What you should do:
Retype the whole of the data exactly.

Records supplied:

+-------+

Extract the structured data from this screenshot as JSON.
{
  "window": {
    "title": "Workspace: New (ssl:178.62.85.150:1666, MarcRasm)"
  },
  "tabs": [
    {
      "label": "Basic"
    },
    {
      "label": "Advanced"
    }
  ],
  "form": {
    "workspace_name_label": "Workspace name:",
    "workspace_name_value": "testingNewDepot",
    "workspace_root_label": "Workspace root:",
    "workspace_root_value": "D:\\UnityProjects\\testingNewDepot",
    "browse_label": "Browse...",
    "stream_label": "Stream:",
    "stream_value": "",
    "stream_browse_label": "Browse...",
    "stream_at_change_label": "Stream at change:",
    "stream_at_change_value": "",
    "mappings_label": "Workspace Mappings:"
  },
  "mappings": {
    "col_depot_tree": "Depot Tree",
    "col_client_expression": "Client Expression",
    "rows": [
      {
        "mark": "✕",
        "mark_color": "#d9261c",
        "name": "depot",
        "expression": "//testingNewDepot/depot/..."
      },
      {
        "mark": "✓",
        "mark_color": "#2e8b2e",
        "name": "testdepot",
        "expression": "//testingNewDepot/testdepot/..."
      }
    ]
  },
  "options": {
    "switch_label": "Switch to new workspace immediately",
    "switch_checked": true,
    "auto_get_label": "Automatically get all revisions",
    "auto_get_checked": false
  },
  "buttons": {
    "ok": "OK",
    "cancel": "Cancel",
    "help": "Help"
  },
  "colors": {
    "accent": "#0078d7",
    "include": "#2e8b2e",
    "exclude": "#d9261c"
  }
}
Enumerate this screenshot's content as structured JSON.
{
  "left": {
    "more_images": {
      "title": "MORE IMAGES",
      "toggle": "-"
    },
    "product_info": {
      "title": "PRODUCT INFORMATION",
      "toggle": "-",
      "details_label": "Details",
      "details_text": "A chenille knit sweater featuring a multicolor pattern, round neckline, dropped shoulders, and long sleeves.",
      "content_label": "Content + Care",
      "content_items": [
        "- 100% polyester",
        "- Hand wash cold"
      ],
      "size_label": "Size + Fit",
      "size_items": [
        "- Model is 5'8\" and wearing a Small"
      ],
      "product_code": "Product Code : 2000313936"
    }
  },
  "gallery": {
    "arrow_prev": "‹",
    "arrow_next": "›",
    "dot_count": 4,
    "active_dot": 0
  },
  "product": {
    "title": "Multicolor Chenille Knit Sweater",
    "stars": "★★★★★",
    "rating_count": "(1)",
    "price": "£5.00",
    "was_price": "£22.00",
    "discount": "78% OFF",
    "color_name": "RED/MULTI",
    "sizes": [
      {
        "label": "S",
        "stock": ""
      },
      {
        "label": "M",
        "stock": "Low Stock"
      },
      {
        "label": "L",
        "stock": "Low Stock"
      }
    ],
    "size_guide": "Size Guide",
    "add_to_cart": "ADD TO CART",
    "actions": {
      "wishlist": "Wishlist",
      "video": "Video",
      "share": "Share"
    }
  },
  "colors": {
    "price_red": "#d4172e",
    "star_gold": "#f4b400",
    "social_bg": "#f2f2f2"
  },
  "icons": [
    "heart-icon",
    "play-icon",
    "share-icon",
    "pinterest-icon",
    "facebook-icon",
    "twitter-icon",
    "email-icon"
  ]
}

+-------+

Response for this exercise:
Extract the structured data from this screenshot as JSON.
{
  "window": {
    "title": "Workspace: New (ssl:178.62.85.150:1666, MarcRasm)"
  },
  "tabs": [
    {
      "label": "Basic"
    },
    {
      "label": "Advanced"
    }
  ],
  "form": {
    "workspace_name_label": "Workspace name:",
    "workspace_name_value": "testingNewDepot",
    "workspace_root_label": "Workspace root:",
    "workspace_root_value": "D:\\UnityProjects\\testingNewDepot",
    "browse_label": "Browse...",
    "stream_label": "Stream:",
    "stream_value": "",
    "stream_browse_label": "Browse...",
    "stream_at_change_label": "Stream at change:",
    "stream_at_change_value": "",
    "mappings_label": "Workspace Mappings:"
  },
  "mappings": {
    "col_depot_tree": "Depot Tree",
    "col_client_expression": "Client Expression",
    "rows": [
      {
        "mark": "✕",
        "mark_color": "#d9261c",
        "name": "depot",
        "expression": "//testingNewDepot/depot/..."
      },
      {
        "mark": "✓",
        "mark_color": "#2e8b2e",
        "name": "testdepot",
        "expression": "//testingNewDepot/testdepot/..."
      }
    ]
  },
  "options": {
    "switch_label": "Switch to new workspace immediately",
    "switch_checked": true,
    "auto_get_label": "Automatically get all revisions",
    "auto_get_checked": false
  },
  "buttons": {
    "ok": "OK",
    "cancel": "Cancel",
    "help": "Help"
  },
  "colors": {
    "accent": "#0078d7",
    "include": "#2e8b2e",
    "exclude": "#d9261c"
  }
}
Enumerate this screenshot's content as structured JSON.
{
  "left": {
    "more_images": {
      "title": "MORE IMAGES",
      "toggle": "-"
    },
    "product_info": {
      "title": "PRODUCT INFORMATION",
      "toggle": "-",
      "details_label": "Details",
      "details_text": "A chenille knit sweater featuring a multicolor pattern, round neckline, dropped shoulders, and long sleeves.",
      "content_label": "Content + Care",
      "content_items": [
        "- 100% polyester",
        "- Hand wash cold"
      ],
      "size_label": "Size + Fit",
      "size_items": [
        "- Model is 5'8\" and wearing a Small"
      ],
      "product_code": "Product Code : 2000313936"
    }
  },
  "gallery": {
    "arrow_prev": "‹",
    "arrow_next": "›",
    "dot_count": 4,
    "active_dot": 0
  },
  "product": {
    "title": "Multicolor Chenille Knit Sweater",
    "stars": "★★★★★",
    "rating_count": "(1)",
    "price": "£5.00",
    "was_price": "£22.00",
    "discount": "78% OFF",
    "color_name": "RED/MULTI",
    "sizes": [
      {
        "label": "S",
        "stock": ""
      },
      {
        "label": "M",
        "stock": "Low Stock"
      },
      {
        "label": "L",
        "stock": "Low Stock"
      }
    ],
    "size_guide": "Size Guide",
    "add_to_cart": "ADD TO CART",
    "actions": {
      "wishlist": "Wishlist",
      "video": "Video",
      "share": "Share"
    }
  },
  "colors": {
    "price_red": "#d4172e",
    "star_gold": "#f4b400",
    "social_bg": "#f2f2f2"
  },
  "icons": [
    "heart-icon",
    "play-icon",
    "share-icon",
    "pinterest-icon",
    "facebook-icon",
    "twitter-icon",
    "email-icon"
  ]
}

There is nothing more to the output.